### Exercise details
Report only the number of lines in the records that contain the word "type".
....
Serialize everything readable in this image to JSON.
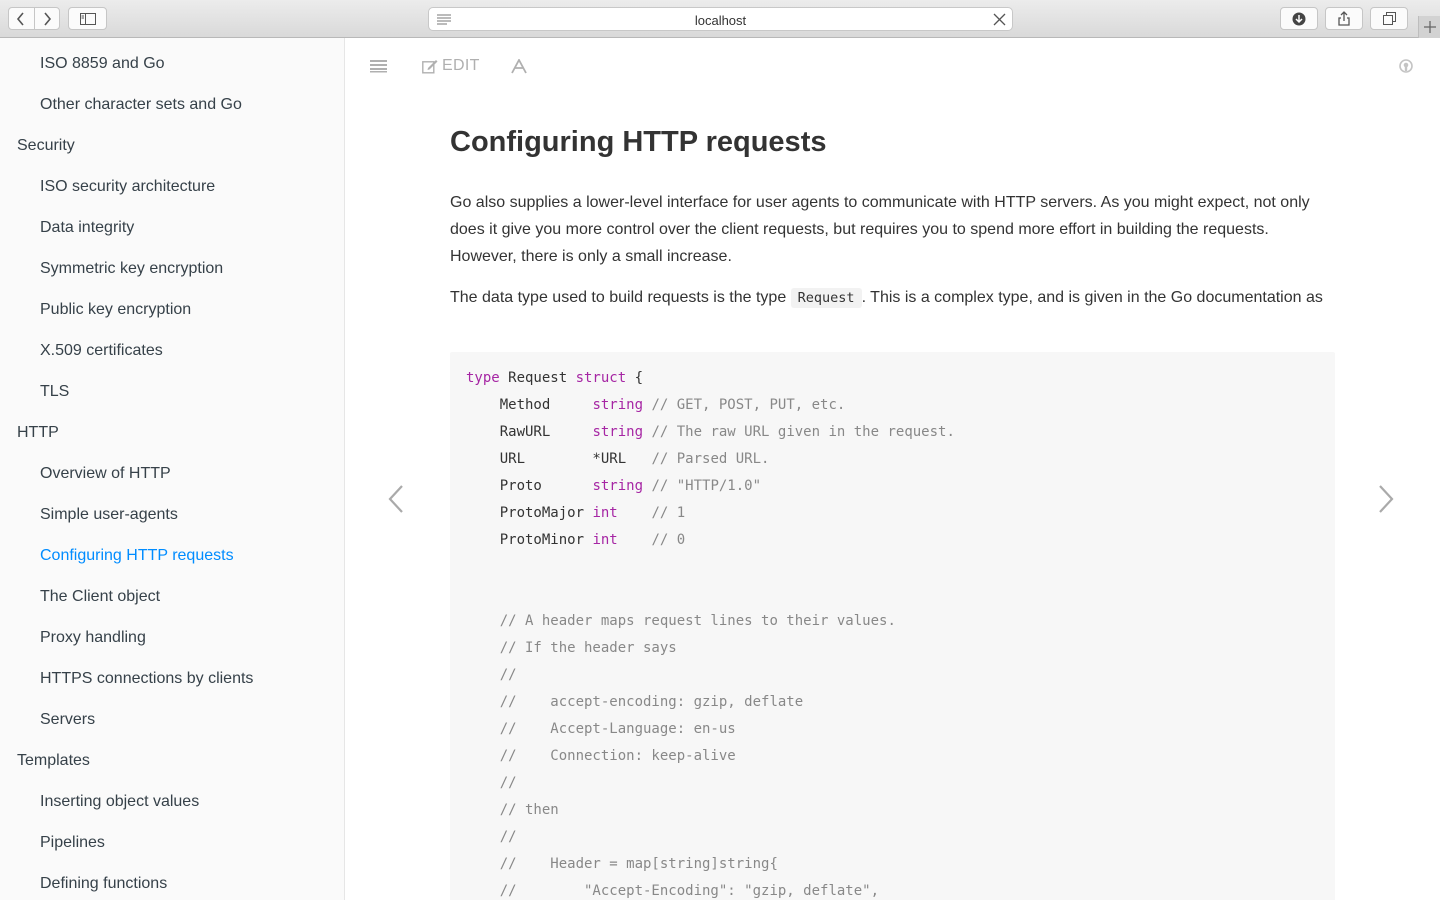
{
  "browser": {
    "url": "localhost"
  },
  "sidebar": {
    "items": [
      {
        "label": "ISO 8859 and Go",
        "level": 2
      },
      {
        "label": "Other character sets and Go",
        "level": 2
      },
      {
        "label": "Security",
        "level": 1
      },
      {
        "label": "ISO security architecture",
        "level": 2
      },
      {
        "label": "Data integrity",
        "level": 2
      },
      {
        "label": "Symmetric key encryption",
        "level": 2
      },
      {
        "label": "Public key encryption",
        "level": 2
      },
      {
        "label": "X.509 certificates",
        "level": 2
      },
      {
        "label": "TLS",
        "level": 2
      },
      {
        "label": "HTTP",
        "level": 1
      },
      {
        "label": "Overview of HTTP",
        "level": 2
      },
      {
        "label": "Simple user-agents",
        "level": 2
      },
      {
        "label": "Configuring HTTP requests",
        "level": 2,
        "active": true
      },
      {
        "label": "The Client object",
        "level": 2
      },
      {
        "label": "Proxy handling",
        "level": 2
      },
      {
        "label": "HTTPS connections by clients",
        "level": 2
      },
      {
        "label": "Servers",
        "level": 2
      },
      {
        "label": "Templates",
        "level": 1
      },
      {
        "label": "Inserting object values",
        "level": 2
      },
      {
        "label": "Pipelines",
        "level": 2
      },
      {
        "label": "Defining functions",
        "level": 2
      }
    ],
    "active_color": "#008cff"
  },
  "toolbar": {
    "edit_label": "EDIT",
    "icons": [
      "menu-icon",
      "edit-icon",
      "font-icon",
      "github-icon"
    ]
  },
  "content": {
    "title": "Configuring HTTP requests",
    "para1": "Go also supplies a lower-level interface for user agents to communicate with HTTP servers. As you might expect, not only does it give you more control over the client requests, but requires you to spend more effort in building the requests. However, there is only a small increase.",
    "para2_before": "The data type used to build requests is the type ",
    "para2_code": "Request",
    "para2_after": ". This is a complex type, and is given in the Go documentation as",
    "code_lines": [
      "type Request struct {",
      "    Method     string // GET, POST, PUT, etc.",
      "    RawURL     string // The raw URL given in the request.",
      "    URL        *URL   // Parsed URL.",
      "    Proto      string // \"HTTP/1.0\"",
      "    ProtoMajor int    // 1",
      "    ProtoMinor int    // 0",
      "",
      "",
      "    // A header maps request lines to their values.",
      "    // If the header says",
      "    //",
      "    //    accept-encoding: gzip, deflate",
      "    //    Accept-Language: en-us",
      "    //    Connection: keep-alive",
      "    //",
      "    // then",
      "    //",
      "    //    Header = map[string]string{",
      "    //        \"Accept-Encoding\": \"gzip, deflate\","
    ]
  }
}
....
### Output
3